The IUP Journal of Case Folio
SheEO's Community-Based Funding Model: An Alternative Solution to Foster Women Entrepreneurship?

Article Details
Pub. Date : March 2022
Product Name : The IUP Journal of Case Folio
Product Type : Article
Product Code : IJCF020322
Author Name : Jitesh Nair
Availability : YES
Subject/Domain : Management
Download Format : PDF Format
No. of Pages : 21



The case describes the alternative financing model to women entrepreneurs that Vicki Saunders (Saunders) sought to promote through SheEO, a Canadian venture she founded in 2015. SheEO was based on a 'holistic feminist model' that gave women-led ventures the flexibility to grow at their own pace and on their own terms. It touches upon the need for this alternative investment model that would enable women leaders to come up with solutions to encourage investments in women-led startups, given that all-women teams had never received more than 3% of the total capital raised by various ventures since 2010. Also, the investments made in women-led startups were skewed across sectors since most venture capitalists preferred technology startups, while most of the women-led businesses were in service industries. It describes in detail the key components of the SheEO business funding model that was aligned to the mindset of women entrepreneurs to leverage their talents, strengths, and passion to create sustainable businesses. The SheEO model was built around the principle of 'radical generosity' where the investors (activators) were like-minded women who offered funding with no expectation of any direct financial return. This approach helped create a perpetual funding model which combined the meaning of philanthropy with the impact of investment.
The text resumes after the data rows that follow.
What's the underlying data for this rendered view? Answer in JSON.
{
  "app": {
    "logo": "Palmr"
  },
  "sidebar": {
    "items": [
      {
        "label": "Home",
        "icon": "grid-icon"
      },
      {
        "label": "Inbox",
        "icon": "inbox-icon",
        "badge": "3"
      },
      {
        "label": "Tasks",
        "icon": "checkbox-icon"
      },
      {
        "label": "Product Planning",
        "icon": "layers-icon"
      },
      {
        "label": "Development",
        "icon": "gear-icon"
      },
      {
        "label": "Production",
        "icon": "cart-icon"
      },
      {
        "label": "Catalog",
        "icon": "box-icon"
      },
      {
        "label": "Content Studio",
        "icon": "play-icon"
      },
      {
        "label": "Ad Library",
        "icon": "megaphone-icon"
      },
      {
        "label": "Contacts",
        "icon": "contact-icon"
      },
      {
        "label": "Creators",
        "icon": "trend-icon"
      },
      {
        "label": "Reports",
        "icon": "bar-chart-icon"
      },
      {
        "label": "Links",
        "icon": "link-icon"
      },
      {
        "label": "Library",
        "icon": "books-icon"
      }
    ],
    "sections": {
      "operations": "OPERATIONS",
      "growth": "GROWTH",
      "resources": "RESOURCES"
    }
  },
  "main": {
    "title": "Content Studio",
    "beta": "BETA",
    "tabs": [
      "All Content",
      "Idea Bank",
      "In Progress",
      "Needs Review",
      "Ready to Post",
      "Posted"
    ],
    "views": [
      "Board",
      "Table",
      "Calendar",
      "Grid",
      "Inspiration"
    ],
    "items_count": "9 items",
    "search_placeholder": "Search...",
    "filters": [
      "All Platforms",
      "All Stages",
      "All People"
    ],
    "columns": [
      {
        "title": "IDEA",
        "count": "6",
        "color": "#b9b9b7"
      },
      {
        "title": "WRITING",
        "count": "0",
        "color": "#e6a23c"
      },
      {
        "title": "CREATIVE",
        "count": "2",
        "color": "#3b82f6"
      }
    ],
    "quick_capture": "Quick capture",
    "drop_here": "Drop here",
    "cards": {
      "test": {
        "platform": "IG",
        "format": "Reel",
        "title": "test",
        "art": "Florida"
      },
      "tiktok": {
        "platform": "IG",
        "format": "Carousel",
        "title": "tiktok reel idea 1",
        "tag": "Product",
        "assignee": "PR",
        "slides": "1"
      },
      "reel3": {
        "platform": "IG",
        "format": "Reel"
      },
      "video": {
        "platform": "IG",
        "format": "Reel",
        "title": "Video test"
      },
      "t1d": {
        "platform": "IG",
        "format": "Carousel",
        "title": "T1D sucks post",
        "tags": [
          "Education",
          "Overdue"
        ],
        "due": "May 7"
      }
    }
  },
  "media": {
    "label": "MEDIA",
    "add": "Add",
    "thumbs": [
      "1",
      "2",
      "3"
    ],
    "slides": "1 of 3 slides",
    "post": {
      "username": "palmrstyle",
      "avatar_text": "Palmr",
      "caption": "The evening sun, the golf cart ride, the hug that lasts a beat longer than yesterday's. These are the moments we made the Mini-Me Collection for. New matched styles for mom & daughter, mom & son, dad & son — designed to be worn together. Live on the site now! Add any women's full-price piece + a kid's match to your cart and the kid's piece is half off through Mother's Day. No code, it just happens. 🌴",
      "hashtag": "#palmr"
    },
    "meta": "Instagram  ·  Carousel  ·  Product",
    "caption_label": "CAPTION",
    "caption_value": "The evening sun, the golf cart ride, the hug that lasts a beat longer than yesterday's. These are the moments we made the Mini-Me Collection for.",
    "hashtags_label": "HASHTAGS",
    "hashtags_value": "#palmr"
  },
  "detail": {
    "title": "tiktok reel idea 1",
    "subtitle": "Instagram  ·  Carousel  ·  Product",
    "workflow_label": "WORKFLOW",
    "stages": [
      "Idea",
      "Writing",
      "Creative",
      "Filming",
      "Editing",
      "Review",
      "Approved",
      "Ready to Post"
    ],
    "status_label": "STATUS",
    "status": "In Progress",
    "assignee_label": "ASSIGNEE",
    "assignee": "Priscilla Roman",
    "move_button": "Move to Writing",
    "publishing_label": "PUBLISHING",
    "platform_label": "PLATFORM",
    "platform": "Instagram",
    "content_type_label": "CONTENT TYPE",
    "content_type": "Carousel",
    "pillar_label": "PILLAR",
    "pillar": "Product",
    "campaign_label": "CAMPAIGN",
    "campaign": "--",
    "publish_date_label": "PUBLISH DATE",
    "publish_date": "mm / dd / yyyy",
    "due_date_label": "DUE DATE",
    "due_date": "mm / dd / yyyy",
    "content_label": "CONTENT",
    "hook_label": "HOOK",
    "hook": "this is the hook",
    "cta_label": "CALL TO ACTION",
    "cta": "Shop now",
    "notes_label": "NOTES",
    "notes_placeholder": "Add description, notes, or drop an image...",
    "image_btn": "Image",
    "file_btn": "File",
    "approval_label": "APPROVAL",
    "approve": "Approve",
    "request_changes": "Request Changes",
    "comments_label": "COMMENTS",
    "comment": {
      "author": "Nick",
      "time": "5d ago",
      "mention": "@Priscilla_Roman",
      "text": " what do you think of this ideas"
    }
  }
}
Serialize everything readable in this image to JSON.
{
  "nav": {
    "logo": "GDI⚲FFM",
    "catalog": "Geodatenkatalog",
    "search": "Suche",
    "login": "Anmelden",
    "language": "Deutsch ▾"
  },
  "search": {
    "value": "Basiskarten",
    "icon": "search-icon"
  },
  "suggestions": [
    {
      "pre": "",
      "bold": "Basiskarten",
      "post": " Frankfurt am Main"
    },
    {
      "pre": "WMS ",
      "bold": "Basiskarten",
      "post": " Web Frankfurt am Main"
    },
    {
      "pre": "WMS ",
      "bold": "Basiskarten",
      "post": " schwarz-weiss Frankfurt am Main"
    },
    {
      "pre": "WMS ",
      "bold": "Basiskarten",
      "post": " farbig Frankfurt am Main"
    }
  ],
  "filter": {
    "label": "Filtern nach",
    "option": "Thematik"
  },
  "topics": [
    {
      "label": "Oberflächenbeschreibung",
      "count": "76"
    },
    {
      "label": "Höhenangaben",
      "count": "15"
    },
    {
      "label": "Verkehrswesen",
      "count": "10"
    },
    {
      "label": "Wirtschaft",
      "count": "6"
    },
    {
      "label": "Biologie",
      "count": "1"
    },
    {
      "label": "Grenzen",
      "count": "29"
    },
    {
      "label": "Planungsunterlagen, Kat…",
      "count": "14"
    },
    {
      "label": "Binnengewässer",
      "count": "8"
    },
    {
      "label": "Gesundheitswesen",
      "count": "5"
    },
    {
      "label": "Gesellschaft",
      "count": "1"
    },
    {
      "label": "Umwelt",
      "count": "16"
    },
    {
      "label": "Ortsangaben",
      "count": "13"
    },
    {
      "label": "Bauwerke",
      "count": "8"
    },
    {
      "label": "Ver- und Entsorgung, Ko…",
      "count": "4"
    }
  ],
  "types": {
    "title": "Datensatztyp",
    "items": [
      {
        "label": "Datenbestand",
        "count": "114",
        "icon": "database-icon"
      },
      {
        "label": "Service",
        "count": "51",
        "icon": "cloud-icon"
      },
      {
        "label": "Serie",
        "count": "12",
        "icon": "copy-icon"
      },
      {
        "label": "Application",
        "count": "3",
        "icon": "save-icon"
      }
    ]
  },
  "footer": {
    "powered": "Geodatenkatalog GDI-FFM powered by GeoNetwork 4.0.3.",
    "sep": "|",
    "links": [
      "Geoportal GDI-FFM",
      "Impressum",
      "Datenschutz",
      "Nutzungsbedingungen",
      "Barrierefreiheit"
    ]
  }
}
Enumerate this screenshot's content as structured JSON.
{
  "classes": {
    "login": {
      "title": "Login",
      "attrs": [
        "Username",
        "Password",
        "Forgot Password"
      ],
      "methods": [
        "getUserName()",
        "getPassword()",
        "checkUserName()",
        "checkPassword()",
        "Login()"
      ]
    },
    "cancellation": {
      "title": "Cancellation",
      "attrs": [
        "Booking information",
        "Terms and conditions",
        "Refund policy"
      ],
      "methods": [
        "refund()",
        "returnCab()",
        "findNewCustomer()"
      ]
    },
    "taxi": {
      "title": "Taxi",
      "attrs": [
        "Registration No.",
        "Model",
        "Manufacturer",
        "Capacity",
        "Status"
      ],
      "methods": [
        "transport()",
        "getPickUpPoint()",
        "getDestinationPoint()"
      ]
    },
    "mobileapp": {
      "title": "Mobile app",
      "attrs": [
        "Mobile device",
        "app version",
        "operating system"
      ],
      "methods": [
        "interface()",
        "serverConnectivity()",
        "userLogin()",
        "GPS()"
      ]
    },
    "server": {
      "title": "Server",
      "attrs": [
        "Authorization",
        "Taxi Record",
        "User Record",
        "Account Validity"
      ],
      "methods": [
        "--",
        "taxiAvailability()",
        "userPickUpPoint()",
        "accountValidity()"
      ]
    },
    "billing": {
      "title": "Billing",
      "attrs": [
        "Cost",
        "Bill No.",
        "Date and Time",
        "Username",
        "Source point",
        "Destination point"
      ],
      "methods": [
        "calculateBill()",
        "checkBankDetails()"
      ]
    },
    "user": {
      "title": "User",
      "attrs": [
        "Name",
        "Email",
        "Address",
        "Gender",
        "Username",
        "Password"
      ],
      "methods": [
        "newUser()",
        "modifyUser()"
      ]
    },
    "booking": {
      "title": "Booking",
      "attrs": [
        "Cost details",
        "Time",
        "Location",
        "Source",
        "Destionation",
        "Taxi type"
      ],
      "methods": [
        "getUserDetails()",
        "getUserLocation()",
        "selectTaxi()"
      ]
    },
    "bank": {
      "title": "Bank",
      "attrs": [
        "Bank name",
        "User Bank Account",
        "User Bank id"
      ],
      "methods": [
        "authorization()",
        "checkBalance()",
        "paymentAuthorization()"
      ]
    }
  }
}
It also delves into the inclusive approach to venture selection where preference was given for businesses run by racial minorities, indigenous women, LGBTQ women, or women of color. The model encouraged women entrepreneurs in sectors like education, food sustainability, waste reduction, energy efficiency, inclusion, and biotech innovation where the business fulfilled at least one or more of the UN Sustainable Development Goals. Next, it touches upon the personalized localized support system offered to women founders in the form of venture retreats and incubation programs put in place across each region and how selected ventures decided as a group to distribute the available capital rather than adopt the winner-takes-all approach of conventional venture competitions. Though the model carries the potential to help women entrepreneurs the world over to build their business while staying true to their values, the SheEO model has not yet been able to scale up to the levels needed to fulfill its lofty objectives.

Our current economic system isn't working; it's built on inequality and it's unsustainable. We've lost our sense of community, and we don't know how to say, 'maybe we have enough. That's why SheEO is redefining how things are d on e. 1

- Vicki Saunders, Founder, SheEO, in 2021.

Ensuring access to finance for women-led enterprises ultimately creates jobs and contributes to our shared prosperity. Not only does empowering women make ethical and social sense, but it also happens to be good for business." 2

- Lilyana Pavlova, Vice President, European Investment Bank, in 2020.

The biggest problem with the status quo investment models is that they tend to penalize certain qualities common in women. Most people look at the way women run businesses as problematic. They get to profitability quickly; that's considered a bad thing. They are capital efficient; that's considered a bad thing." 3

- Vicki Saunders, Founder SheEO, in 2016


According to a report "A Decade in Review: Funding to the Female Founders" by Crunch base4 , the average share of all-female founders of VC funding over the last decade(2010-2020)was less than three percent in the US. In 2017 and 2018, all-women teams received just 2.2% of the $85 billion total invested by venture capitalists.5 In 2019, funding for women-led startups was an all-time high of 2.8%. In 2020, that fell to 2.3%. In Europe, though women represented roughly 52% of its overall population, they constituted only 34% of the European Union's self-employed workers, and 30% of its startup entrepreneurs.6

Only about 12% of decision makers at VC firms were women, and most firms still did not have a single female partner, even as of 20217 (Exhibit I gives further details of this discrepancy).

Another challenge was that venture capitalists preferred to invest in technology startups, while 90% of the women-led businesses were in service industries. The International Finance Corporation (IFC) estimated a $320 billion financing gap for female entrepreneurs in small and medium enterprises in developing countries alone.8 This necessitated alternative models of investment and growth for women entrepreneurs that focused on sustainability.

Vicki Saunders (Saunders) founded SheEO in Canada in 2015 to offer an alternative financing model to women entrepreneurs. This was a 'holistic feminist model' that gave women-led ventures the flexibility to grow at their own pace and on their own terms. According to Saunders, "The end goal, however, is to change the culture around how investors support businesses. It is not just our capital that needs to be activated;